I use scrypt as a key derivation function (not to store passwords). To pass around the detached key header I use the standard encoding as implemented in Colin Percival's scrypt implementation (scryptenc.c#L224).
The original scrypt key header encoding
- binary encodes an algorithm identifier ("scrypt\0"), logN, r, p and salt into a 48 bytes header
- checksums these bytes using SHA-256 and appends the first 16 bytes of the checksum to the header
- signs the concatenated work factors and checksum using HMAC SHA-256, appending the signature to the header
The resulting 96 bytes form the key header.
- I rarely need to derive keys, probably a dozen times per day.
- Keys are derived from human-generated passwords
- My application runs on both 32-bit systems (e.g. smartphones) and 64-bit desktops.
- My project is in Go which supports both SHA-256 and Blake2
- the Go implementations of Blake2s and Blake2b don't provide 128bit checksums
Would it make any difference for me to use Blake2 for checksums and signing instead of SHA-256? Is there any difference in security?
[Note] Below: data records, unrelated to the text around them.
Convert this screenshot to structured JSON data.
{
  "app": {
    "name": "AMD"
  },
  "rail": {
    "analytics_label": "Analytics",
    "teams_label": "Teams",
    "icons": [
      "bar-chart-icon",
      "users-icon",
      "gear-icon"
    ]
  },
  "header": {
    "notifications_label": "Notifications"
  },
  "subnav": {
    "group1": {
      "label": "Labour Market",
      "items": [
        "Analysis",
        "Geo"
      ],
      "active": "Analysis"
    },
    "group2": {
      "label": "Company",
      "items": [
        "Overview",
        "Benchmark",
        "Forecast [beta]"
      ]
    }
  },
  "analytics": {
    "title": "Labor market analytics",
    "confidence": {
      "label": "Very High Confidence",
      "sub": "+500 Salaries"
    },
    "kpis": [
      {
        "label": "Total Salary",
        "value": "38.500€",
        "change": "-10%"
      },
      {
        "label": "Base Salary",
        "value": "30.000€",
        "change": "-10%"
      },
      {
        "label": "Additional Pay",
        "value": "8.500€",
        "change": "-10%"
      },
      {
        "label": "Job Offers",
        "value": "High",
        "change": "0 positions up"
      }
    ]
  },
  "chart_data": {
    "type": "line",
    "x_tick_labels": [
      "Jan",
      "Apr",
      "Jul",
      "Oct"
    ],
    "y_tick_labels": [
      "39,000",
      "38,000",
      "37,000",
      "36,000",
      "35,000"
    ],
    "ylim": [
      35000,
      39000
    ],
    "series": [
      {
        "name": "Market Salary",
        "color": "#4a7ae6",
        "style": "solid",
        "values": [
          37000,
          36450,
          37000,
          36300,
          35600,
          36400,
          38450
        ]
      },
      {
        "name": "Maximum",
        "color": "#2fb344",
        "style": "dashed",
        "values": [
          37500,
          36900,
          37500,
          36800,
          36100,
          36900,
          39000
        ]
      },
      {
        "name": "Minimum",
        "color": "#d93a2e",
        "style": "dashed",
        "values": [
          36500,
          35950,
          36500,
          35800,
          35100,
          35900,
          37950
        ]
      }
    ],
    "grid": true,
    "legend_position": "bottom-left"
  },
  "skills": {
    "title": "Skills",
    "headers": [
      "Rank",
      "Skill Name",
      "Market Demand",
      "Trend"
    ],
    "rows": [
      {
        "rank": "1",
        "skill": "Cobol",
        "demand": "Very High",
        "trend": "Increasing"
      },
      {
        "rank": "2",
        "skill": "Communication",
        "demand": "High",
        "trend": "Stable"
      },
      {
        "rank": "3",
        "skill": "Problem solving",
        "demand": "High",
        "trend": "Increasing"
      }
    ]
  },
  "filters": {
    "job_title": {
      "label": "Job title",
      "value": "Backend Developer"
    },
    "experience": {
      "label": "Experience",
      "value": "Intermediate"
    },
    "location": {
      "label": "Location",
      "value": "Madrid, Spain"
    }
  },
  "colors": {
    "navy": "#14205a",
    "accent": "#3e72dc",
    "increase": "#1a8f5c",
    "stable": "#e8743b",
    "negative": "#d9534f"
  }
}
If I use Blake2-256, would I cut off 16 bytes for the checksum (this seems to be not recommended), use 32 bytes or just keep it as is using SHA-256?